> _TASK MATERIAL_
*** Begin section ***

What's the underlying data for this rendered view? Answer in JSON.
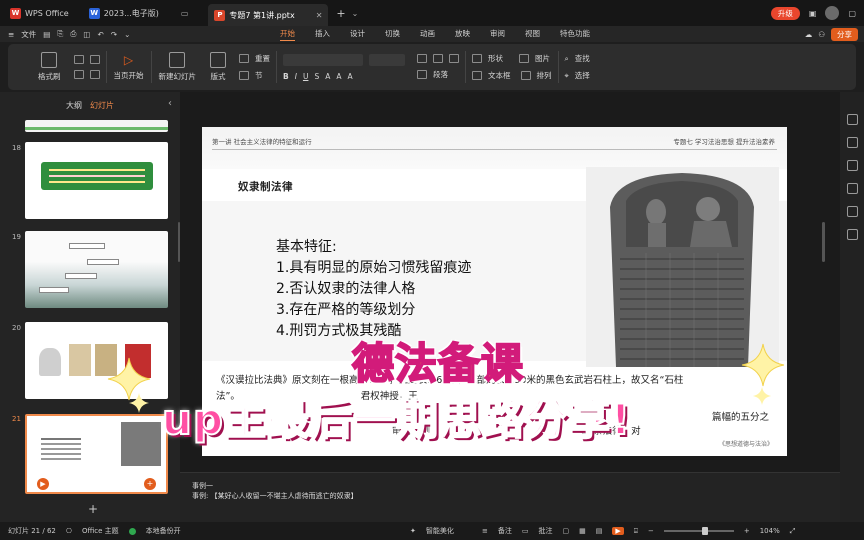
{
  "titlebar": {
    "app_tab": "WPS Office",
    "doc_tab": "2023...电子版)",
    "ppt_tab": "专题7 第1讲.pptx",
    "upgrade": "升级"
  },
  "menubar": {
    "file": "文件",
    "tabs": [
      "开始",
      "插入",
      "设计",
      "切换",
      "动画",
      "放映",
      "审阅",
      "视图",
      "特色功能"
    ],
    "active_tab": "开始",
    "share": "分享"
  },
  "ribbon": {
    "format_painter": "格式刷",
    "play_from_current": "当页开始",
    "new_slide": "新建幻灯片",
    "layout": "版式",
    "section": "节",
    "reset": "重置",
    "paragraph": "段落",
    "shape": "形状",
    "image": "图片",
    "textbox": "文本框",
    "arrange": "排列",
    "find": "查找",
    "select": "选择"
  },
  "sidebar": {
    "tab_outline": "大纲",
    "tab_slides": "幻灯片",
    "slide_numbers": [
      "18",
      "19",
      "20",
      "21"
    ]
  },
  "slide": {
    "header_left": "第一讲  社会主义法律的特征和运行",
    "header_right": "专题七  学习法治思想  提升法治素养",
    "title": "奴隶制法律",
    "features_heading": "基本特征:",
    "features": [
      "1.具有明显的原始习惯残留痕迹",
      "2.否认奴隶的法律人格",
      "3.存在严格的等级划分",
      "4.刑罚方式极其残酷"
    ],
    "para_line1": "《汉谟拉比法典》原文刻在一根高2.25米，上周长1.65米，底部周长1.90米的黑色玄武岩石柱上，故又名“石柱",
    "para_line2": "法”。                                        君权神授，王",
    "para_line3": "篇幅的五分之",
    "para_line4": "审判等制                                                  82条法律，对",
    "footer": "《思想道德与法治》"
  },
  "overlay": {
    "line1": "德法备课",
    "line2": "up主最后一期思路分享!"
  },
  "notes": {
    "line1": "事例一",
    "line2": "事例: 【某好心人收留一不堪主人虐待而逃亡的奴隶】"
  },
  "status": {
    "slide_pos": "幻灯片 21 / 62",
    "theme": "Office 主题",
    "backup": "本地备份开",
    "beautify": "智能美化",
    "notes_btn": "备注",
    "comment_btn": "批注",
    "zoom": "104%"
  },
  "colors": {
    "accent": "#f08a4b",
    "overlay_yellow": "#ffe61b",
    "overlay_pink": "#ff4fa3"
  }
}
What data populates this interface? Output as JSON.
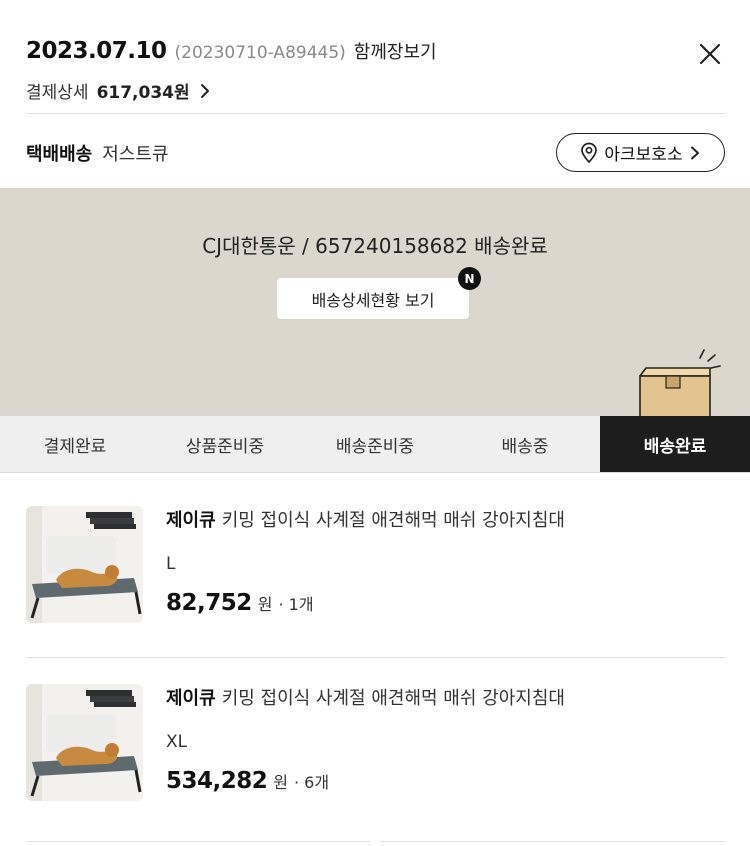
{
  "order": {
    "date": "2023.07.10",
    "number": "(20230710-A89445)",
    "together_label": "함께장보기",
    "payment_label": "결제상세",
    "payment_amount": "617,034원"
  },
  "shipping": {
    "type_label": "택배배송",
    "sub_label": "저스트큐",
    "pickup_label": "아크보호소"
  },
  "tracking": {
    "text": "CJ대한통운 / 657240158682 배송완료",
    "detail_button": "배송상세현황 보기",
    "badge": "N"
  },
  "steps": [
    {
      "label": "결제완료",
      "active": false
    },
    {
      "label": "상품준비중",
      "active": false
    },
    {
      "label": "배송준비중",
      "active": false
    },
    {
      "label": "배송중",
      "active": false
    },
    {
      "label": "배송완료",
      "active": true
    }
  ],
  "products": [
    {
      "brand": "제이큐",
      "name": "키밍 접이식 사계절 애견해먹 매쉬 강아지침대",
      "option": "L",
      "price": "82,752",
      "currency": "원",
      "quantity": "· 1개"
    },
    {
      "brand": "제이큐",
      "name": "키밍 접이식 사계절 애견해먹 매쉬 강아지침대",
      "option": "XL",
      "price": "534,282",
      "currency": "원",
      "quantity": "· 6개"
    }
  ],
  "icons": {
    "close": "close-icon",
    "chevron": "chevron-right-icon",
    "pin": "location-pin-icon",
    "box": "box-icon"
  },
  "colors": {
    "tracking_bg": "#dcd7cc",
    "active_step_bg": "#1d1d1d",
    "box": "#e2c48c"
  }
}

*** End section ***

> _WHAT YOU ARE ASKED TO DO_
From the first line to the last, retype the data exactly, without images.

> _EXERCISE RESULT_
What's the underlying data for this rendered view? Answer in JSON.
{
  "titlebar": {
    "app_tab": "WPS Office",
    "doc_tab": "2023...电子版)",
    "ppt_tab": "专题7 第1讲.pptx",
    "upgrade": "升级"
  },
  "menubar": {
    "file": "文件",
    "tabs": [
      "开始",
      "插入",
      "设计",
      "切换",
      "动画",
      "放映",
      "审阅",
      "视图",
      "特色功能"
    ],
    "active_tab": "开始",
    "share": "分享"
  },
  "ribbon": {
    "format_painter": "格式刷",
    "play_from_current": "当页开始",
    "new_slide": "新建幻灯片",
    "layout": "版式",
    "section": "节",
    "reset": "重置",
    "paragraph": "段落",
    "shape": "形状",
    "image": "图片",
    "textbox": "文本框",
    "arrange": "排列",
    "find": "查找",
    "select": "选择"
  },
  "sidebar": {
    "tab_outline": "大纲",
    "tab_slides": "幻灯片",
    "slide_numbers": [
      "18",
      "19",
      "20",
      "21"
    ]
  },
  "slide": {
    "header_left": "第一讲  社会主义法律的特征和运行",
    "header_right": "专题七  学习法治思想  提升法治素养",
    "title": "奴隶制法律",
    "features_heading": "基本特征:",
    "features": [
      "1.具有明显的原始习惯残留痕迹",
      "2.否认奴隶的法律人格",
      "3.存在严格的等级划分",
      "4.刑罚方式极其残酷"
    ],
    "para_line1": "《汉谟拉比法典》原文刻在一根高2.25米，上周长1.65米，底部周长1.90米的黑色玄武岩石柱上，故又名“石柱",
    "para_line2": "法”。                                        君权神授，王",
    "para_line3": "篇幅的五分之",
    "para_line4": "审判等制                                                  82条法律，对",
    "footer": "《思想道德与法治》"
  },
  "overlay": {
    "line1": "德法备课",
    "line2": "up主最后一期思路分享!"
  },
  "notes": {
    "line1": "事例一",
    "line2": "事例: 【某好心人收留一不堪主人虐待而逃亡的奴隶】"
  },
  "status": {
    "slide_pos": "幻灯片 21 / 62",
    "theme": "Office 主题",
    "backup": "本地备份开",
    "beautify": "智能美化",
    "notes_btn": "备注",
    "comment_btn": "批注",
    "zoom": "104%"
  },
  "colors": {
    "accent": "#f08a4b",
    "overlay_yellow": "#ffe61b",
    "overlay_pink": "#ff4fa3"
  }
}
What data populates this interface? Output as JSON.
{
  "order": {
    "date": "2023.07.10",
    "number": "(20230710-A89445)",
    "together_label": "함께장보기",
    "payment_label": "결제상세",
    "payment_amount": "617,034원"
  },
  "shipping": {
    "type_label": "택배배송",
    "sub_label": "저스트큐",
    "pickup_label": "아크보호소"
  },
  "tracking": {
    "text": "CJ대한통운 / 657240158682 배송완료",
    "detail_button": "배송상세현황 보기",
    "badge": "N"
  },
  "steps": [
    {
      "label": "결제완료",
      "active": false
    },
    {
      "label": "상품준비중",
      "active": false
    },
    {
      "label": "배송준비중",
      "active": false
    },
    {
      "label": "배송중",
      "active": false
    },
    {
      "label": "배송완료",
      "active": true
    }
  ],
  "products": [
    {
      "brand": "제이큐",
      "name": "키밍 접이식 사계절 애견해먹 매쉬 강아지침대",
      "option": "L",
      "price": "82,752",
      "currency": "원",
      "quantity": "· 1개"
    },
    {
      "brand": "제이큐",
      "name": "키밍 접이식 사계절 애견해먹 매쉬 강아지침대",
      "option": "XL",
      "price": "534,282",
      "currency": "원",
      "quantity": "· 6개"
    }
  ],
  "icons": {
    "close": "close-icon",
    "chevron": "chevron-right-icon",
    "pin": "location-pin-icon",
    "box": "box-icon"
  },
  "colors": {
    "tracking_bg": "#dcd7cc",
    "active_step_bg": "#1d1d1d",
    "box": "#e2c48c"
  }
}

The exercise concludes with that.